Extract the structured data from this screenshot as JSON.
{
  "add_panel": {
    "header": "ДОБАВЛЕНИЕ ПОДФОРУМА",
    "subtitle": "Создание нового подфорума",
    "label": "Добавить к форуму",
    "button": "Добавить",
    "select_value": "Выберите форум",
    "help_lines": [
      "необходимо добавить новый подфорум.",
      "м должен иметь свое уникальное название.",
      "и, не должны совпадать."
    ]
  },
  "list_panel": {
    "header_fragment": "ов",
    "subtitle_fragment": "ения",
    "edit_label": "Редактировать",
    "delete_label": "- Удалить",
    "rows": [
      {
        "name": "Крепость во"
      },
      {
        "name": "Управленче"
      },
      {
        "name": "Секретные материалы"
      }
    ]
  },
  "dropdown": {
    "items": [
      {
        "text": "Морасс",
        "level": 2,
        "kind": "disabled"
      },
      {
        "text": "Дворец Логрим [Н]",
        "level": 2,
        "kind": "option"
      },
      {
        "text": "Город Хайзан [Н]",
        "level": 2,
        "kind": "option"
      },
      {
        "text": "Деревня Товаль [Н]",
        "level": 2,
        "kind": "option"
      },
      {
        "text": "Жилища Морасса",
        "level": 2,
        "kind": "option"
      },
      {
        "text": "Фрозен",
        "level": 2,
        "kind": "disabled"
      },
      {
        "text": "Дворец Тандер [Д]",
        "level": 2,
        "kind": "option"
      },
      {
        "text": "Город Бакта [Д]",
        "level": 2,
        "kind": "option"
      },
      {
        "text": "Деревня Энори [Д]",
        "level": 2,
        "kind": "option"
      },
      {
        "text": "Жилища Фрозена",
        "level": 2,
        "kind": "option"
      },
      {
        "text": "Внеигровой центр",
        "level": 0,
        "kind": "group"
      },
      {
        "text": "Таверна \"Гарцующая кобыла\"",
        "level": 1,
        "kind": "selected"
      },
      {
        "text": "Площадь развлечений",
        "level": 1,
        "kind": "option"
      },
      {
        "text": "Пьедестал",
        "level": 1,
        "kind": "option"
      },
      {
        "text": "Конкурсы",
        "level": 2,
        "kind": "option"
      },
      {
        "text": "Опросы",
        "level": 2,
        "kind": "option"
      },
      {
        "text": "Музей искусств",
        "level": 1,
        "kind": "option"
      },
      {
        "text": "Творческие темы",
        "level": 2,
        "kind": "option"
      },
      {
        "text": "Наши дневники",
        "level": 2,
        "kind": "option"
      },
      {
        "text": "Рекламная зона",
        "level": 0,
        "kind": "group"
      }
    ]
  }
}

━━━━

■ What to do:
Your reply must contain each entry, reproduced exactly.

■ Response to this task:
Extract the structured data from this screenshot as JSON.
{
  "add_panel": {
    "header": "ДОБАВЛЕНИЕ ПОДФОРУМА",
    "subtitle": "Создание нового подфорума",
    "label": "Добавить к форуму",
    "button": "Добавить",
    "select_value": "Выберите форум",
    "help_lines": [
      "необходимо добавить новый подфорум.",
      "м должен иметь свое уникальное название.",
      "и, не должны совпадать."
    ]
  },
  "list_panel": {
    "header_fragment": "ов",
    "subtitle_fragment": "ения",
    "edit_label": "Редактировать",
    "delete_label": "- Удалить",
    "rows": [
      {
        "name": "Крепость во"
      },
      {
        "name": "Управленче"
      },
      {
        "name": "Секретные материалы"
      }
    ]
  },
  "dropdown": {
    "items": [
      {
        "text": "Морасс",
        "level": 2,
        "kind": "disabled"
      },
      {
        "text": "Дворец Логрим [Н]",
        "level": 2,
        "kind": "option"
      },
      {
        "text": "Город Хайзан [Н]",
        "level": 2,
        "kind": "option"
      },
      {
        "text": "Деревня Товаль [Н]",
        "level": 2,
        "kind": "option"
      },
      {
        "text": "Жилища Морасса",
        "level": 2,
        "kind": "option"
      },
      {
        "text": "Фрозен",
        "level": 2,
        "kind": "disabled"
      },
      {
        "text": "Дворец Тандер [Д]",
        "level": 2,
        "kind": "option"
      },
      {
        "text": "Город Бакта [Д]",
        "level": 2,
        "kind": "option"
      },
      {
        "text": "Деревня Энори [Д]",
        "level": 2,
        "kind": "option"
      },
      {
        "text": "Жилища Фрозена",
        "level": 2,
        "kind": "option"
      },
      {
        "text": "Внеигровой центр",
        "level": 0,
        "kind": "group"
      },
      {
        "text": "Таверна \"Гарцующая кобыла\"",
        "level": 1,
        "kind": "selected"
      },
      {
        "text": "Площадь развлечений",
        "level": 1,
        "kind": "option"
      },
      {
        "text": "Пьедестал",
        "level": 1,
        "kind": "option"
      },
      {
        "text": "Конкурсы",
        "level": 2,
        "kind": "option"
      },
      {
        "text": "Опросы",
        "level": 2,
        "kind": "option"
      },
      {
        "text": "Музей искусств",
        "level": 1,
        "kind": "option"
      },
      {
        "text": "Творческие темы",
        "level": 2,
        "kind": "option"
      },
      {
        "text": "Наши дневники",
        "level": 2,
        "kind": "option"
      },
      {
        "text": "Рекламная зона",
        "level": 0,
        "kind": "group"
      }
    ]
  }
}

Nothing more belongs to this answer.